* ABOUT THIS EXERCISE:
Give back the listing in full and exactly, leaving out the images.

Content starts

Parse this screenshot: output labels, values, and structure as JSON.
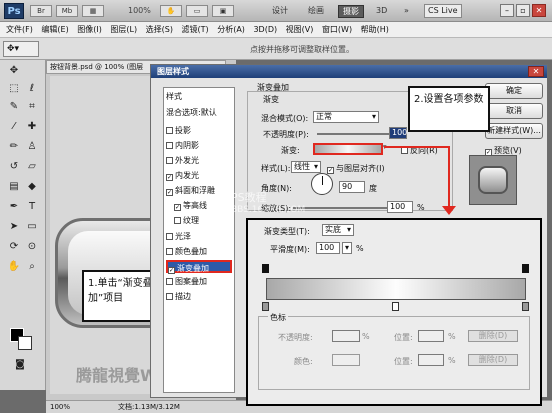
{
  "app": {
    "logo": "Ps",
    "zoom": "100%",
    "workspaces": [
      "设计",
      "绘画",
      "摄影",
      "3D"
    ],
    "active_ws": "摄影",
    "more": "»",
    "cslive": "CS Live"
  },
  "menu": [
    "文件(F)",
    "编辑(E)",
    "图像(I)",
    "图层(L)",
    "选择(S)",
    "滤镜(T)",
    "分析(A)",
    "3D(D)",
    "视图(V)",
    "窗口(W)",
    "帮助(H)"
  ],
  "options_hint": "点按并拖移可调整取样位置。",
  "doc": {
    "tab": "按钮背景.psd @ 100% (图层",
    "zoom": "100%",
    "status": "文档:1.13M/3.12M"
  },
  "watermark": "腾龍視覺WWW",
  "dialog": {
    "title": "图层样式",
    "styles_header": "样式",
    "blend_defaults": "混合选项:默认",
    "styles": [
      {
        "label": "投影",
        "checked": false
      },
      {
        "label": "内阴影",
        "checked": false
      },
      {
        "label": "外发光",
        "checked": false
      },
      {
        "label": "内发光",
        "checked": true
      },
      {
        "label": "斜面和浮雕",
        "checked": true
      },
      {
        "label": "等高线",
        "checked": true
      },
      {
        "label": "纹理",
        "checked": false
      },
      {
        "label": "光泽",
        "checked": false
      },
      {
        "label": "颜色叠加",
        "checked": false
      },
      {
        "label": "渐变叠加",
        "checked": true
      },
      {
        "label": "图案叠加",
        "checked": false
      },
      {
        "label": "描边",
        "checked": false
      }
    ],
    "section": "渐变叠加",
    "subsection": "渐变",
    "blend_mode_label": "混合模式(O):",
    "blend_mode": "正常",
    "opacity_label": "不透明度(P):",
    "opacity": "100",
    "gradient_label": "渐变:",
    "reverse_label": "反向(R)",
    "style_label": "样式(L):",
    "style": "线性",
    "align_label": "与图层对齐(I)",
    "angle_label": "角度(N):",
    "angle": "90",
    "angle_unit": "度",
    "scale_label": "缩放(S):",
    "scale": "100",
    "percent": "%",
    "ok": "确定",
    "cancel": "取消",
    "new_style": "新建样式(W)...",
    "preview": "预览(V)",
    "site_text1": "PS教程",
    "site_text2": "BBS.16XX8.COM"
  },
  "gradient_editor": {
    "type_label": "渐变类型(T):",
    "type": "实底",
    "smooth_label": "平滑度(M):",
    "smooth": "100",
    "percent": "%",
    "stops_title": "色标",
    "opacity_label": "不透明度:",
    "location_label": "位置:",
    "delete_label": "删除(D)",
    "color_label": "颜色:"
  },
  "annotations": {
    "step1": "1.单击“渐变叠加”项目",
    "step2": "2.设置各项参数"
  }
}
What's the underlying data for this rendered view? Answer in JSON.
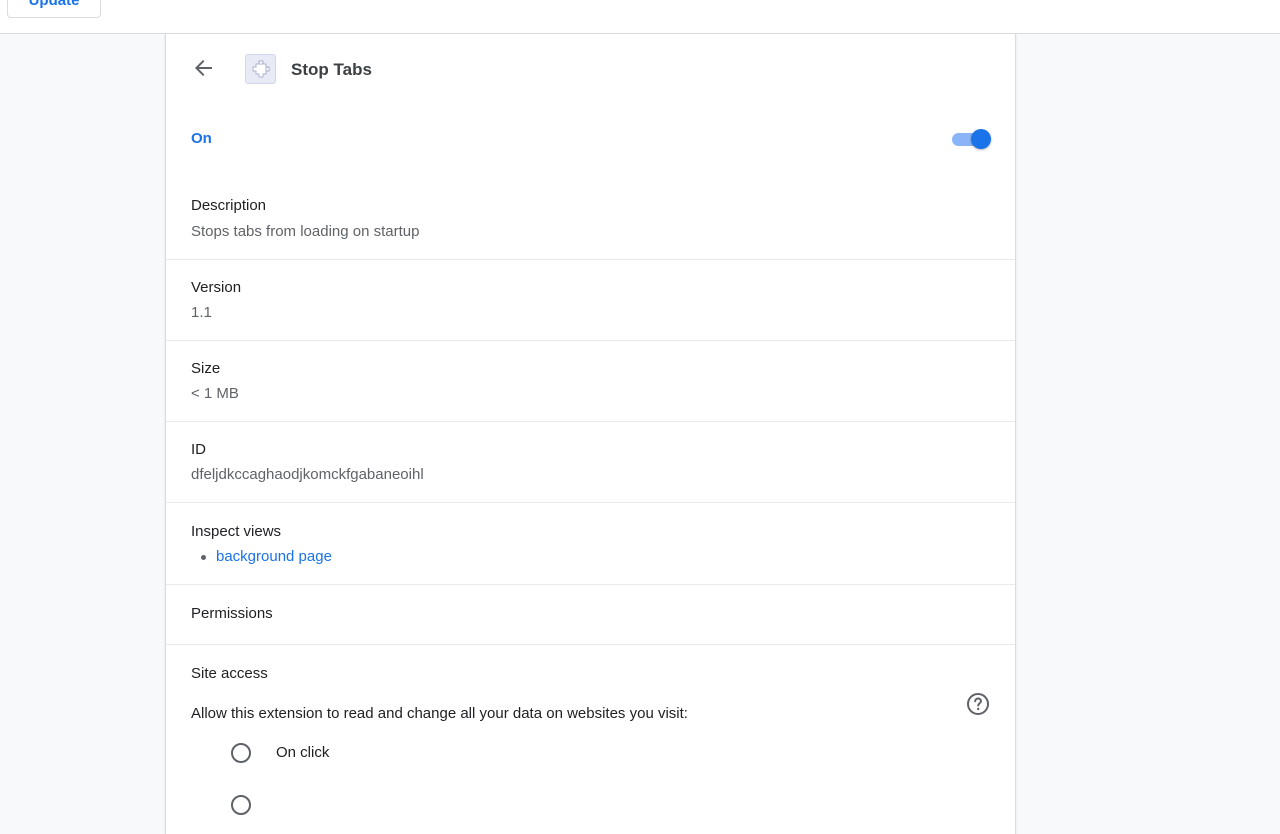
{
  "toolbar": {
    "update_label": "Update"
  },
  "extension": {
    "name": "Stop Tabs",
    "icon": "puzzle-piece-icon",
    "enabled_label": "On",
    "enabled": true
  },
  "details": {
    "description_label": "Description",
    "description_value": "Stops tabs from loading on startup",
    "version_label": "Version",
    "version_value": "1.1",
    "size_label": "Size",
    "size_value": "< 1 MB",
    "id_label": "ID",
    "id_value": "dfeljdkccaghaodjkomckfgabaneoihl",
    "inspect_label": "Inspect views",
    "inspect_links": [
      "background page"
    ],
    "permissions_label": "Permissions",
    "site_access_label": "Site access",
    "site_access_prompt": "Allow this extension to read and change all your data on websites you visit:",
    "site_access_options": [
      "On click"
    ]
  },
  "colors": {
    "accent": "#1a73e8",
    "toggle_track": "#8ab4f8",
    "background": "#f8f9fa",
    "card": "#ffffff",
    "divider": "#e8eaed"
  }
}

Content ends

* EXPECTED OUTPUT:
Parse this screenshot: output labels, values, and structure as JSON.
{
  "app": {
    "logo": "Ps",
    "zoom": "100%",
    "workspaces": [
      "设计",
      "绘画",
      "摄影",
      "3D"
    ],
    "active_ws": "摄影",
    "more": "»",
    "cslive": "CS Live"
  },
  "menu": [
    "文件(F)",
    "编辑(E)",
    "图像(I)",
    "图层(L)",
    "选择(S)",
    "滤镜(T)",
    "分析(A)",
    "3D(D)",
    "视图(V)",
    "窗口(W)",
    "帮助(H)"
  ],
  "options_hint": "点按并拖移可调整取样位置。",
  "doc": {
    "tab": "按钮背景.psd @ 100% (图层",
    "zoom": "100%",
    "status": "文档:1.13M/3.12M"
  },
  "watermark": "腾龍視覺WWW",
  "dialog": {
    "title": "图层样式",
    "styles_header": "样式",
    "blend_defaults": "混合选项:默认",
    "styles": [
      {
        "label": "投影",
        "checked": false
      },
      {
        "label": "内阴影",
        "checked": false
      },
      {
        "label": "外发光",
        "checked": false
      },
      {
        "label": "内发光",
        "checked": true
      },
      {
        "label": "斜面和浮雕",
        "checked": true
      },
      {
        "label": "等高线",
        "checked": true
      },
      {
        "label": "纹理",
        "checked": false
      },
      {
        "label": "光泽",
        "checked": false
      },
      {
        "label": "颜色叠加",
        "checked": false
      },
      {
        "label": "渐变叠加",
        "checked": true
      },
      {
        "label": "图案叠加",
        "checked": false
      },
      {
        "label": "描边",
        "checked": false
      }
    ],
    "section": "渐变叠加",
    "subsection": "渐变",
    "blend_mode_label": "混合模式(O):",
    "blend_mode": "正常",
    "opacity_label": "不透明度(P):",
    "opacity": "100",
    "gradient_label": "渐变:",
    "reverse_label": "反向(R)",
    "style_label": "样式(L):",
    "style": "线性",
    "align_label": "与图层对齐(I)",
    "angle_label": "角度(N):",
    "angle": "90",
    "angle_unit": "度",
    "scale_label": "缩放(S):",
    "scale": "100",
    "percent": "%",
    "ok": "确定",
    "cancel": "取消",
    "new_style": "新建样式(W)...",
    "preview": "预览(V)",
    "site_text1": "PS教程",
    "site_text2": "BBS.16XX8.COM"
  },
  "gradient_editor": {
    "type_label": "渐变类型(T):",
    "type": "实底",
    "smooth_label": "平滑度(M):",
    "smooth": "100",
    "percent": "%",
    "stops_title": "色标",
    "opacity_label": "不透明度:",
    "location_label": "位置:",
    "delete_label": "删除(D)",
    "color_label": "颜色:"
  },
  "annotations": {
    "step1": "1.单击“渐变叠加”项目",
    "step2": "2.设置各项参数"
  }
}
What's the underlying data for this rendered view? Answer in JSON.
{
  "toolbar": {
    "update_label": "Update"
  },
  "extension": {
    "name": "Stop Tabs",
    "icon": "puzzle-piece-icon",
    "enabled_label": "On",
    "enabled": true
  },
  "details": {
    "description_label": "Description",
    "description_value": "Stops tabs from loading on startup",
    "version_label": "Version",
    "version_value": "1.1",
    "size_label": "Size",
    "size_value": "< 1 MB",
    "id_label": "ID",
    "id_value": "dfeljdkccaghaodjkomckfgabaneoihl",
    "inspect_label": "Inspect views",
    "inspect_links": [
      "background page"
    ],
    "permissions_label": "Permissions",
    "site_access_label": "Site access",
    "site_access_prompt": "Allow this extension to read and change all your data on websites you visit:",
    "site_access_options": [
      "On click"
    ]
  },
  "colors": {
    "accent": "#1a73e8",
    "toggle_track": "#8ab4f8",
    "background": "#f8f9fa",
    "card": "#ffffff",
    "divider": "#e8eaed"
  }
}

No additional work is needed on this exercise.